Mark Bauer & Shiyin Lim
The past year has shown that the need for clear science writing is stronger than ever. It has also underscored that the challenges of communicating scientific principles and findings lie not simply in the complexity of those ideas, but in audiences’ willingness and ability to listen.
How, then, can science writers offer compelling narratives about scientific and technological impacts amid the din of competing interests and outright misinformation? In this environment, science writing needs not just to be clear, but persuasive, and that requires writers to mobilize strategies that go well beyond the usual imperative to report and contextualize data.
This course seeks to develop a toolkit for writers who are looking to convince decision-makers about the need to incorporate research findings into their planning, and also to convince a broad audience of non-scientists about the importance of acting on them.
From mask mandates to climate policy, we’ll consider not only how to make our points effectively, but also how to account for other, often conflicting interests that audiences are weighing when thinking about how to prioritize scientific findings.

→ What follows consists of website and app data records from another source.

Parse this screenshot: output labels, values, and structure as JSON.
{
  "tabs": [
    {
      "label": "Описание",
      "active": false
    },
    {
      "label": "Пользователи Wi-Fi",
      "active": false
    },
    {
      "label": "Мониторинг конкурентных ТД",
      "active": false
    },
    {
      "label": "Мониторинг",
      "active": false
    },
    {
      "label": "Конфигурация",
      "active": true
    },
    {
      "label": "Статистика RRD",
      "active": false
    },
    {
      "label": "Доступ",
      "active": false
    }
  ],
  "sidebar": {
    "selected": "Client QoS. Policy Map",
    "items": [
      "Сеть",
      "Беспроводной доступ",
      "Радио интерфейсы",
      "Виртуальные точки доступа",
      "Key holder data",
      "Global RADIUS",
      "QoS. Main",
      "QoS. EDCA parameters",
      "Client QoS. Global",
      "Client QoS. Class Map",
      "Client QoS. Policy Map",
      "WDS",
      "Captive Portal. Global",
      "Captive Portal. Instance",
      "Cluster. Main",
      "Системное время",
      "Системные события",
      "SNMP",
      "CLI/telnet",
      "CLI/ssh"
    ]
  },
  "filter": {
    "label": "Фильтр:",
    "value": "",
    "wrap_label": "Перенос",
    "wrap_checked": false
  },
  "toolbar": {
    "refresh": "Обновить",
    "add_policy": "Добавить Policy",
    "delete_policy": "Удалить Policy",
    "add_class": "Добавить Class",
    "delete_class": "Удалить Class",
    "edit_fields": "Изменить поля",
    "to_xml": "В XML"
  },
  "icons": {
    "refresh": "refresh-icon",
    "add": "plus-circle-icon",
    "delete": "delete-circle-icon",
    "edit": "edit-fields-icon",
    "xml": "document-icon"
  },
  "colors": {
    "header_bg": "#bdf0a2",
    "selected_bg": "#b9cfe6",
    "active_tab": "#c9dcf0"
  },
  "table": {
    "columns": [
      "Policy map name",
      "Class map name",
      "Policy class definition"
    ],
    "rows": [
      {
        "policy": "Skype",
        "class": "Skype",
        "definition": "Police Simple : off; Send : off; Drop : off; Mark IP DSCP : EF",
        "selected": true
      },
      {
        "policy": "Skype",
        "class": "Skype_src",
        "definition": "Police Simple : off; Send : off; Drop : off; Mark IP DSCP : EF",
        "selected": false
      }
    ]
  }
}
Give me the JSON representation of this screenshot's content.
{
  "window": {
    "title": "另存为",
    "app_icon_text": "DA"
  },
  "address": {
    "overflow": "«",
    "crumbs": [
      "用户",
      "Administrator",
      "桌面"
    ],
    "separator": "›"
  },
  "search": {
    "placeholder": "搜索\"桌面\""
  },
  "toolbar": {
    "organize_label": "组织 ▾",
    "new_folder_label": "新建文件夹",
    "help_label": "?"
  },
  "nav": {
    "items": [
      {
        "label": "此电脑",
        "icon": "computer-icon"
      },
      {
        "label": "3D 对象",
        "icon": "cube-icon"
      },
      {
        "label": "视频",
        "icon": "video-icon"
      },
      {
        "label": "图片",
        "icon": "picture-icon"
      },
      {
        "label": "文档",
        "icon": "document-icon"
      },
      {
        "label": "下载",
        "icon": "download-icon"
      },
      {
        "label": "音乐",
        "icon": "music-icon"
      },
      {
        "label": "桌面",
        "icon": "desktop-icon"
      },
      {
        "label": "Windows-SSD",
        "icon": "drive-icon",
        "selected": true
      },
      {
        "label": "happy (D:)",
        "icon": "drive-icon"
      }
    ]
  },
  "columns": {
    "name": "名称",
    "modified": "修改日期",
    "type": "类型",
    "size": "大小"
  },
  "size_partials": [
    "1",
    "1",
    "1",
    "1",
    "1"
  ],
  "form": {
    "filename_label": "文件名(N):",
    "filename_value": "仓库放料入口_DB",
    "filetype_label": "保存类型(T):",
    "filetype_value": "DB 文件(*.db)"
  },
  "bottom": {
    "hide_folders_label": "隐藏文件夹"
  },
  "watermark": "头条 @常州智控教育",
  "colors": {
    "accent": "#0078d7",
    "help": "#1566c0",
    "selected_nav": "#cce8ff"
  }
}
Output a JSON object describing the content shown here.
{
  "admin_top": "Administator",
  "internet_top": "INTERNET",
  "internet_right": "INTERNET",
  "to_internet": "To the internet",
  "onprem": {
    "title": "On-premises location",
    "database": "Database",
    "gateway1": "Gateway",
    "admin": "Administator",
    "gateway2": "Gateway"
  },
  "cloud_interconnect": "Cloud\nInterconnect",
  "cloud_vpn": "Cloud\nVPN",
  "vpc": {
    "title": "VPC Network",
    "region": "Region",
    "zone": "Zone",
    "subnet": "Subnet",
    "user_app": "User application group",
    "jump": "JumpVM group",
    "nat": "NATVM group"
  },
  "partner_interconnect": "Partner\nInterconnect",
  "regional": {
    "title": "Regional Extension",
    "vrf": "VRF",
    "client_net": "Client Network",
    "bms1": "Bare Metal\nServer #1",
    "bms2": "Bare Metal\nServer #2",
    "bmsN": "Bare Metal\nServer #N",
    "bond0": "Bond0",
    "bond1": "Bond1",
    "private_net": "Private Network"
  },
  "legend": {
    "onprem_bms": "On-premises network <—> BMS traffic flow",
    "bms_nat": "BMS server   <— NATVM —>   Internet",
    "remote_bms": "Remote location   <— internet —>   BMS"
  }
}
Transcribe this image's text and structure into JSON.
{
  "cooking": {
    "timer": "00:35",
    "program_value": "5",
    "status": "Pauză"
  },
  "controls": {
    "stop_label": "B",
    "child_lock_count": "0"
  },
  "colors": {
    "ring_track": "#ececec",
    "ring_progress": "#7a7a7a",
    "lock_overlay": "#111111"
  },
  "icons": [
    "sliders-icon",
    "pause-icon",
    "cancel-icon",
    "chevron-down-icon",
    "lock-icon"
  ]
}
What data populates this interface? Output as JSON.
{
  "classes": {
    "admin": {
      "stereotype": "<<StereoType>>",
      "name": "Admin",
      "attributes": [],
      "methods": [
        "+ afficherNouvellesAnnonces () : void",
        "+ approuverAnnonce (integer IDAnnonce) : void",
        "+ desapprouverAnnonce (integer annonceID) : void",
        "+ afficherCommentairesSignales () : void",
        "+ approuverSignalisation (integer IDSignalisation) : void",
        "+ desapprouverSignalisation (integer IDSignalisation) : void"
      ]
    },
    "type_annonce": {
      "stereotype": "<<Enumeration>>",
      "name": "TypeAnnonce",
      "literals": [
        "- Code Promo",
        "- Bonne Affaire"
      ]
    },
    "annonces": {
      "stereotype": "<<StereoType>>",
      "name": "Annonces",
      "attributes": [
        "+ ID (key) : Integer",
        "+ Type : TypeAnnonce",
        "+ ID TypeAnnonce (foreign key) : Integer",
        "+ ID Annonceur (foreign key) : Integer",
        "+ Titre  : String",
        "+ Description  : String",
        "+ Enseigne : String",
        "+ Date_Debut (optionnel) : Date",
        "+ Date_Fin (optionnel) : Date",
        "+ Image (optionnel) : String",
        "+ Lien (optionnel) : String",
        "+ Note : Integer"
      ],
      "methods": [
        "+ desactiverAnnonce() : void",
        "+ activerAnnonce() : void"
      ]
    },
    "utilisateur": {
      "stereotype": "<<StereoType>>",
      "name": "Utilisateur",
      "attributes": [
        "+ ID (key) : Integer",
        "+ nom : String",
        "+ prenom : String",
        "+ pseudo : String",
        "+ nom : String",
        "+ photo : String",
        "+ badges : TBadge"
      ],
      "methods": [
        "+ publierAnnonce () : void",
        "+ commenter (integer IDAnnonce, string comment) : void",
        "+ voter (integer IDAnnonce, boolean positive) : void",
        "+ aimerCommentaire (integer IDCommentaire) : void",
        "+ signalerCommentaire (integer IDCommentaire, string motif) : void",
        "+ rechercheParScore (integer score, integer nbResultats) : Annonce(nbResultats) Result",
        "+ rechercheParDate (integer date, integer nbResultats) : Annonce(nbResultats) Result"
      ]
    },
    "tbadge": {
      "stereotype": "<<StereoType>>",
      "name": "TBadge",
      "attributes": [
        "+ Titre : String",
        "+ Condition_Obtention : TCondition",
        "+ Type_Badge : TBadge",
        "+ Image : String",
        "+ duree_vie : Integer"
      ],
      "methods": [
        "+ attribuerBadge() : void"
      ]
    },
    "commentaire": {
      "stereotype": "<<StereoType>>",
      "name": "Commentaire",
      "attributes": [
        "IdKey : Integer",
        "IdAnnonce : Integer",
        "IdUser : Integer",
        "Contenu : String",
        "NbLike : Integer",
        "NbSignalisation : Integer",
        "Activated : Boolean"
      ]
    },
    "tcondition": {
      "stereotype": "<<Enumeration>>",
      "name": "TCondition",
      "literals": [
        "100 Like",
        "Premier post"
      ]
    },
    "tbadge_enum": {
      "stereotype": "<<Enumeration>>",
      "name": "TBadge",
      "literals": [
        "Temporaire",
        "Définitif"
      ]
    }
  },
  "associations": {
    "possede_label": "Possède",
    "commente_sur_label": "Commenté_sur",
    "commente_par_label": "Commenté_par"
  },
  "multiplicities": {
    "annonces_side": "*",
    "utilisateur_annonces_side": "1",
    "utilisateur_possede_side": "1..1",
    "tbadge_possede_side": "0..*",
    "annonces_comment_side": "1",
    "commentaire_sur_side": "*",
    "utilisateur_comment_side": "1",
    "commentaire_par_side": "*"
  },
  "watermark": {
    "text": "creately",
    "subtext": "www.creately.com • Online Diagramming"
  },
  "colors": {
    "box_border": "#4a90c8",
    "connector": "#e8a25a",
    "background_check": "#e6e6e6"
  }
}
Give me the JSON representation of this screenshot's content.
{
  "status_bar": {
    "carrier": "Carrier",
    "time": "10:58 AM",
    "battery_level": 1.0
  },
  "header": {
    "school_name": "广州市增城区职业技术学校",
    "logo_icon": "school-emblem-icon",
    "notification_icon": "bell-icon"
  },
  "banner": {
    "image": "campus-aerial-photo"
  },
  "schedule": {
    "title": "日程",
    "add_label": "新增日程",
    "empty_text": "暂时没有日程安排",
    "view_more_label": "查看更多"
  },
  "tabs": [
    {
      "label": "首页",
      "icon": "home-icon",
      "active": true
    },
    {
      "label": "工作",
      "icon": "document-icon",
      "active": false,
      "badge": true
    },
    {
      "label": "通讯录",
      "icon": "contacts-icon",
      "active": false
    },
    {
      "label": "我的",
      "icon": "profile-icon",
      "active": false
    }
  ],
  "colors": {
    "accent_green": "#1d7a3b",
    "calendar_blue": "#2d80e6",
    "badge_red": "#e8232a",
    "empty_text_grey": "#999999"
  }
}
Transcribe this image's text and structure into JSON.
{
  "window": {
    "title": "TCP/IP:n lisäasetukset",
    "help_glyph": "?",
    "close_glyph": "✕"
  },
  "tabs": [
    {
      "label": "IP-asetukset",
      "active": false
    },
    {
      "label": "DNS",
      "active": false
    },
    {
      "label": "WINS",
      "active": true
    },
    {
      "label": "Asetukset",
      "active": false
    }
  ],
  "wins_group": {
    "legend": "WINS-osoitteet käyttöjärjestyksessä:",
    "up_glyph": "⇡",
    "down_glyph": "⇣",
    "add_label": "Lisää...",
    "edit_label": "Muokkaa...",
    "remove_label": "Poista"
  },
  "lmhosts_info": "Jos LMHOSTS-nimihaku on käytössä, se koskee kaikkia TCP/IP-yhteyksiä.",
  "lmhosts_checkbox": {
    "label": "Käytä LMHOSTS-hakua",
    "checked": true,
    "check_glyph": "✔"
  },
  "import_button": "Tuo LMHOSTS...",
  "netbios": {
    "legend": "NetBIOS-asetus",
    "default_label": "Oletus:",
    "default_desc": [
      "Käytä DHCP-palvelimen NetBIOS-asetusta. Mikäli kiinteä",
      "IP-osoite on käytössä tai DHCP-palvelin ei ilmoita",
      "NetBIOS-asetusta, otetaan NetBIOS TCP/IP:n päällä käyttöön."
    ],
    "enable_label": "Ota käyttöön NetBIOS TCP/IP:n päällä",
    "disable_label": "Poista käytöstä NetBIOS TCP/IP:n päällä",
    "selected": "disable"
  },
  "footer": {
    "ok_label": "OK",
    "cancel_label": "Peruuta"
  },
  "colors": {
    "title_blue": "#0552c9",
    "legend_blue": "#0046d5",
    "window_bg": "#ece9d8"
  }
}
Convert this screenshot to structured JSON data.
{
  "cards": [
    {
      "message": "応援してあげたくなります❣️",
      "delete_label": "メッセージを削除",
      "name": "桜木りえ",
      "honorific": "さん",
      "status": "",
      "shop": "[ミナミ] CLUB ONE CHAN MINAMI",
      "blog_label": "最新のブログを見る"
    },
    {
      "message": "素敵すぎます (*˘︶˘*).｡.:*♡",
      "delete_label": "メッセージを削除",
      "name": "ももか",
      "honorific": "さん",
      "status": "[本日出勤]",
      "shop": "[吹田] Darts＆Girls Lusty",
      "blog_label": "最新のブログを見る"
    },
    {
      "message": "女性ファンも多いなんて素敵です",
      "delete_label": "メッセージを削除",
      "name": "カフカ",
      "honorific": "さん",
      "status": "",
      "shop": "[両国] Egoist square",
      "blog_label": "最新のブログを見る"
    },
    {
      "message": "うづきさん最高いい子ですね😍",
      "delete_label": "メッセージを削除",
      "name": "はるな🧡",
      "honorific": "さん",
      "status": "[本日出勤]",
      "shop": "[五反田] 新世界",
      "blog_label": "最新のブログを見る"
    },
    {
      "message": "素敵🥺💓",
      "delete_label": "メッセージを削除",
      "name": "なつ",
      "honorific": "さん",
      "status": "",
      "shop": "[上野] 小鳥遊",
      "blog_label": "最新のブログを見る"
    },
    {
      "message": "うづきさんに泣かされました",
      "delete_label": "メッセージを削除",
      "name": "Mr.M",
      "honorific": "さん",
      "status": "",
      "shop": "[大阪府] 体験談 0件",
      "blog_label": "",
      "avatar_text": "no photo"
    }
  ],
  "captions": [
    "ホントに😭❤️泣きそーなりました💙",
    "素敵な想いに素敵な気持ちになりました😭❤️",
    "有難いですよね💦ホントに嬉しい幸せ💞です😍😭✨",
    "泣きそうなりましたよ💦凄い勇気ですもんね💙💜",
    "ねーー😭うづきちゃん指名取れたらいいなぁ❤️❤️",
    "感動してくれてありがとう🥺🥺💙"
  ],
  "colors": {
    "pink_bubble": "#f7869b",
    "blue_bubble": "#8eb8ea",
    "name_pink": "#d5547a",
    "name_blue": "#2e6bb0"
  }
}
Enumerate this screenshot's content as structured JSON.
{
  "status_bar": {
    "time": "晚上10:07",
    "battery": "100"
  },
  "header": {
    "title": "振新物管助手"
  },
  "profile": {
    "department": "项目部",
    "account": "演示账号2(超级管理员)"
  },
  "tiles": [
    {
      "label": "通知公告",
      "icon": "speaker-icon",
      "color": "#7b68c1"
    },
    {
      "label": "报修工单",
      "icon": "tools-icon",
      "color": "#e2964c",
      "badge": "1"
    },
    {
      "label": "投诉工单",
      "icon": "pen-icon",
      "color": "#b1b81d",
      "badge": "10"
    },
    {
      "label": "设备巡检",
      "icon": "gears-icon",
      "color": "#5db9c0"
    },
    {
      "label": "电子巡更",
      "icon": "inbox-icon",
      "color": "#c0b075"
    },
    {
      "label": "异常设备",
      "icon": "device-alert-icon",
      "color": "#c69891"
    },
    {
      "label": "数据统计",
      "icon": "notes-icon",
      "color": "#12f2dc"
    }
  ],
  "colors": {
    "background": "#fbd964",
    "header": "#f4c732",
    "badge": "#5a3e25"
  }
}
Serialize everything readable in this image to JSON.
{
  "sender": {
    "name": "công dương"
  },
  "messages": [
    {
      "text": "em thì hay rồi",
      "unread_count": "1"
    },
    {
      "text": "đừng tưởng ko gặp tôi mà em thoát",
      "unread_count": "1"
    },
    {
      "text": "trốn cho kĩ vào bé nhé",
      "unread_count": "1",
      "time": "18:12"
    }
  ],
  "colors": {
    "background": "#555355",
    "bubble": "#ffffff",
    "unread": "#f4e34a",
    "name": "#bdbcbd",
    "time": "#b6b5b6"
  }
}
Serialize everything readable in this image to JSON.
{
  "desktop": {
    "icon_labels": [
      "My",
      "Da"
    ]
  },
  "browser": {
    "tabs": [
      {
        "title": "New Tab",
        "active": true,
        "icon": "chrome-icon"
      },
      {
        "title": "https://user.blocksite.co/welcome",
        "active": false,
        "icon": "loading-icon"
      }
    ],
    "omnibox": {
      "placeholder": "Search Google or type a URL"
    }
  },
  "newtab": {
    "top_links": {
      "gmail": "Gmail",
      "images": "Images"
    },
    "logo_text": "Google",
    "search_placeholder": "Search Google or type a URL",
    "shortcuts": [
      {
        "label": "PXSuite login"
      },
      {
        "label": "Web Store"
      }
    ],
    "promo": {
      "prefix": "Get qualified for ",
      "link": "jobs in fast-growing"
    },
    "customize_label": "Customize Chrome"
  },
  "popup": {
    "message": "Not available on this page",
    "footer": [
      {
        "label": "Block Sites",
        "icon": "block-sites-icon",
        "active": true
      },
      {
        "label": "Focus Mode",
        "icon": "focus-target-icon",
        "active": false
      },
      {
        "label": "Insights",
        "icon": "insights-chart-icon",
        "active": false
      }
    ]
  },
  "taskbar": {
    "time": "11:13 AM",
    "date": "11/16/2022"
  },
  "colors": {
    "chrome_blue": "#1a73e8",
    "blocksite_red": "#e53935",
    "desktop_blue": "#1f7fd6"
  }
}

To achieve these goals, we’ll draw lessons from reading case studies and other works by experts in the field, and students will write a variety of pieces ranging from short summaries to longer academic research papers, all of which will be directed toward a publicly accessible website where we can put our insights into practice in real time.